At each of the predicted "low points" in the pictorial of "High's and Low's", AFS has pre-scheduled orientations. These are:
- "Culture Shock" in Mid September -- Post-Arrival Orientation
- "Mental Isolation" in Mid January -- Mid-Stay Orientation
- "Return Jitters" in May -- Pre-Return Orientation
Patterns of Stages to Student Adjustment
Cultural adjustment phases tend to follow a certain pattern. As Dr. Bettina Hansel, long time AFS staff member writes in her book The Exchange Student Survival Kit, the stages of cultural adjustment can be categorized in the following way:
- Arrival Fatigue: Each student will have a mixture of powerful feelings upon arrival in the host country. There will be excitement, anxiety, nervousness, and hopefulness. The combination of these emotions, jet lag, and the intense concentration it takes to assimilate new surroundings (and often a new language) is incredibly exhausting. Soon after their arrival students may feel very tired.
- Homesickness: Bouts of homesickness are completely normal for students, especially soon after arrival. It's understandable that, in an unfamiliar environment, one would think of home, friends and family. Homesickness does not necessarily indicate a serious problem. Complications arise when a student begins to romanticize home, and believe that everything is better in their native country.
Communicating with family and friends a lot during this period generally makes participants' feelings of homesickness worse, not better. A reminder that "It's not right... it's not wrong... just different" can help to refocus. One AFSer also said that after a good night's sleep she felt much better!

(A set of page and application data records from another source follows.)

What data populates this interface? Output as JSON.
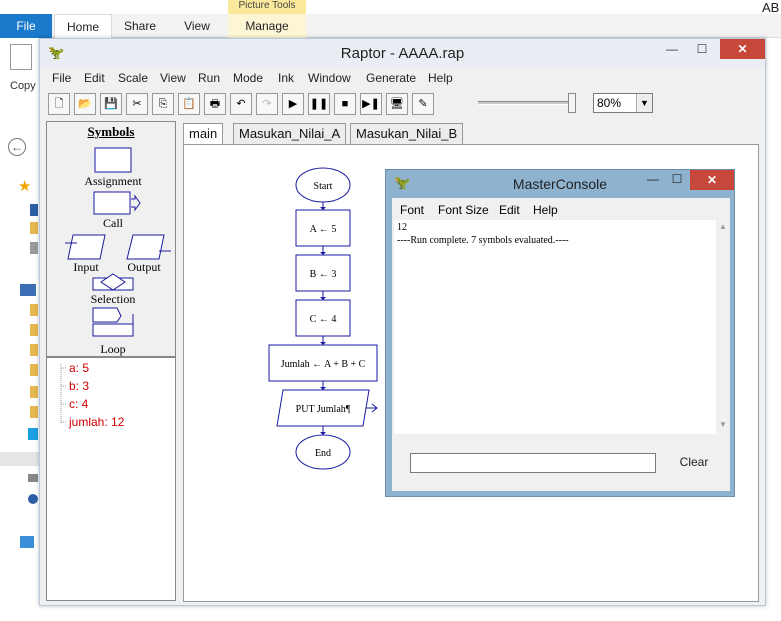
{
  "explorer": {
    "file_tab": "File",
    "tabs": [
      "Home",
      "Share",
      "View"
    ],
    "contextual_group": "Picture Tools",
    "manage_tab": "Manage",
    "copy_label": "Copy",
    "corner_text": "AB"
  },
  "raptor": {
    "title": "Raptor - AAAA.rap",
    "menu": [
      "File",
      "Edit",
      "Scale",
      "View",
      "Run",
      "Mode",
      "Ink",
      "Window",
      "Generate",
      "Help"
    ],
    "toolbar_icons": [
      "new-file-icon",
      "open-folder-icon",
      "save-icon",
      "cut-icon",
      "copy-icon",
      "paste-icon",
      "print-icon",
      "undo-icon",
      "redo-icon",
      "run-icon",
      "pause-icon",
      "stop-icon",
      "step-icon",
      "test-server-icon",
      "ink-pen-icon"
    ],
    "zoom": "80%",
    "symbols": {
      "title": "Symbols",
      "assignment": "Assignment",
      "call": "Call",
      "input": "Input",
      "output": "Output",
      "selection": "Selection",
      "loop": "Loop"
    },
    "variables": [
      "a: 5",
      "b: 3",
      "c: 4",
      "jumlah: 12"
    ],
    "tabs": [
      "main",
      "Masukan_Nilai_A",
      "Masukan_Nilai_B"
    ],
    "flowchart": {
      "start": "Start",
      "steps": [
        "A ← 5",
        "B ← 3",
        "C ← 4",
        "Jumlah ← A + B + C"
      ],
      "output": "PUT Jumlah¶",
      "end": "End"
    }
  },
  "console": {
    "title": "MasterConsole",
    "menu": [
      "Font",
      "Font Size",
      "Edit",
      "Help"
    ],
    "lines": [
      "12",
      "----Run complete.  7 symbols evaluated.----"
    ],
    "input_value": "",
    "clear_label": "Clear"
  }
}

- Settling In: This period is often called the "honeymoon" phase. As their fatigue begins to wear off, AFSers often begin to discover the new and exciting things they like about their host culture. They might begin making friends and becoming more comfortable in their new home. The participants' confidence in being able to adapt can be strong, and they can feel exhilarated by the accomplishments that they have already made.
- Deepening the Relationship: At this point in the cultural adjustment period, students begin to change from being a house guest to a member of the family. With this change comes increased comfort and also increased responsibility. A student will need to be accountable for their host family’s governing values and rules. Like any parent/child or sibling relationship, as the relationship deepens, sometimes conflicts can arise. This is not a bad sign, it usually just means that the student is becoming more a part of their new family.

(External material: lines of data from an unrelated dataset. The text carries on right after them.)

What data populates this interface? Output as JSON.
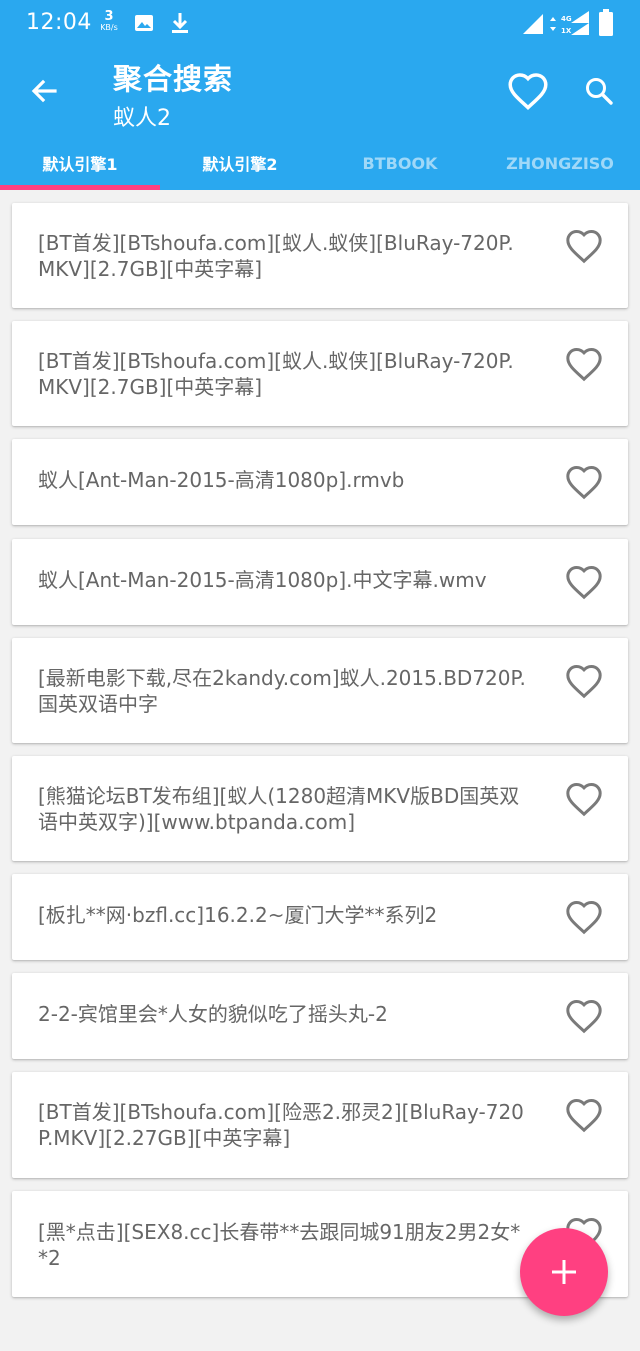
{
  "status_bar": {
    "time": "12:04",
    "net_speed_value": "3",
    "net_speed_unit": "KB/s",
    "icons": [
      "image-icon",
      "download-icon",
      "signal-icon",
      "mobile-data-icon",
      "battery-icon"
    ],
    "network_labels": [
      "4G",
      "1X"
    ]
  },
  "toolbar": {
    "title": "聚合搜索",
    "subtitle": "蚁人2",
    "icons": [
      "back-arrow-icon",
      "heart-outline-icon",
      "search-icon"
    ]
  },
  "tabs": [
    {
      "label": "默认引擎1",
      "selected": true
    },
    {
      "label": "默认引擎2",
      "selected": false
    },
    {
      "label": "BTBOOK",
      "selected": false
    },
    {
      "label": "ZHONGZISO",
      "selected": false
    }
  ],
  "results": [
    {
      "title": "[BT首发][BTshoufa.com][蚁人.蚁侠][BluRay-720P.MKV][2.7GB][中英字幕]"
    },
    {
      "title": "[BT首发][BTshoufa.com][蚁人.蚁侠][BluRay-720P.MKV][2.7GB][中英字幕]"
    },
    {
      "title": "蚁人[Ant-Man-2015-高清1080p].rmvb"
    },
    {
      "title": "蚁人[Ant-Man-2015-高清1080p].中文字幕.wmv"
    },
    {
      "title": "[最新电影下载,尽在2kandy.com]蚁人.2015.BD720P.国英双语中字"
    },
    {
      "title": "[熊猫论坛BT发布组][蚁人(1280超清MKV版BD国英双语中英双字)][www.btpanda.com]"
    },
    {
      "title": "[板扎**网·bzfl.cc]16.2.2~厦门大学**系列2"
    },
    {
      "title": "2-2-宾馆里会*人女的貌似吃了摇头丸-2"
    },
    {
      "title": "[BT首发][BTshoufa.com][险恶2.邪灵2][BluRay-720P.MKV][2.27GB][中英字幕]"
    },
    {
      "title": "[黑*点击][SEX8.cc]长春带**去跟同城91朋友2男2女**2"
    }
  ],
  "fab": {
    "icon": "plus-icon"
  },
  "colors": {
    "primary": "#2aa8ef",
    "accent": "#ff4081",
    "background": "#f2f2f2",
    "card_text": "#666666",
    "icon_gray": "#7a7a7a"
  }
}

- Culture Shock: Even the most even-keeled individuals will probably experience culture shock on some level during their AFS program. Issues surrounding culture shock warrant a separate section, and we will talk more about the causes and effects of culture shock later on. For now, suffice it to say that at this stage of cultural adjustment, the "honeymoon" is over, and real life begins again. Some of the novelty of the host community has worn off, and many participants tend to long for things familiar. Also, awareness of the cultural differences on the deeper level come to the surface.
- The Holidays: During the familiar holidays, students may enjoy the celebrations of their new host families, but will likely also feel a little sad and lonely. Major holidays tend to remind students of home, and it is especially hard for kids when they know that their family and friends are getting together and celebrating without them.

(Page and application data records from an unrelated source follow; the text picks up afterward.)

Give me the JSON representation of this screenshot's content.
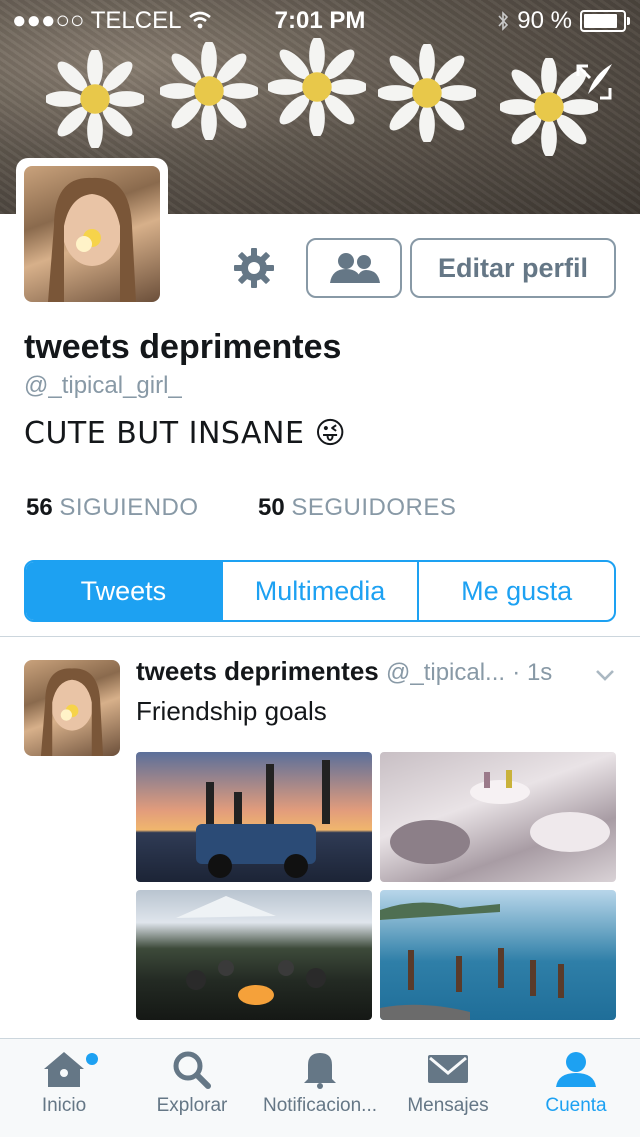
{
  "status_bar": {
    "carrier": "●●●○○ TELCEL",
    "time": "7:01 PM",
    "battery": "90 %",
    "battery_level": 0.9
  },
  "profile": {
    "name": "tweets deprimentes",
    "handle": "@_tipical_girl_",
    "bio": "CUTE BUT INSANE 😜",
    "edit_button": "Editar perfil",
    "following_count": "56",
    "following_label": "SIGUIENDO",
    "followers_count": "50",
    "followers_label": "SEGUIDORES"
  },
  "tabs": [
    {
      "label": "Tweets",
      "active": true
    },
    {
      "label": "Multimedia",
      "active": false
    },
    {
      "label": "Me gusta",
      "active": false
    }
  ],
  "tweet": {
    "name": "tweets deprimentes",
    "handle": "@_tipical...",
    "time": "· 1s",
    "text": "Friendship goals"
  },
  "tab_bar": [
    {
      "label": "Inicio",
      "icon": "home-icon"
    },
    {
      "label": "Explorar",
      "icon": "search-icon"
    },
    {
      "label": "Notificacion...",
      "icon": "bell-icon"
    },
    {
      "label": "Mensajes",
      "icon": "envelope-icon"
    },
    {
      "label": "Cuenta",
      "icon": "person-icon",
      "active": true
    }
  ],
  "colors": {
    "accent": "#1da1f2",
    "muted": "#8899a6",
    "text": "#14171a"
  }
}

- Culture Learning: After surviving culture shock and weathering the holidays, the student's newly found confidence will help them face new challenges. Although participants can feel frustrated and lonely at times, the hardest part has generally passed. Relationships in the host country are getting stronger, and participants know how to respond appropriately to the social cues of their host culture. Grounded in their community and home life, AFSers become increasingly confident in trying new things and forging their own path.
- Pre-Departure: In the weeks before the student returns home, feelings are almost always mixed. While AFSers are excited about the prospect of seeing their own families and friends again, they are sad to leave their new family and friends in the host country. In addition, many participants are suddenly inundated by invitations to parties and special activities scheduled for the end of the school year.
It is worth noting that although we can generally predict the aforementioned stages of the cultural adjustment process, each participant will experience these stages at varying levels of intensity and duration. In addition, some may skip stages, go back and forth between stages or "get stuck" in a particular phase.
The following chart offers a general picture of the host family adjustment cycle:
A host family will also go through an adjustment process as they integrate their new "child" into the family. The stages of the host family adjustment cycle frequently correspond to those of the exchange student. In fact, the student's adjustment and the host family's adjustment typically affect one another. Just as the student is adjusting to a new family and a new culture, the family is adjusting to a new family member who has a different cultural background.
The family's previous experience with making adjustments and their overall flexibility can help prepare them for the highs and lows, but will not eliminate the fluctuations inherent in the host family experience. As with students, host families will also have individualized patterns of adjustment.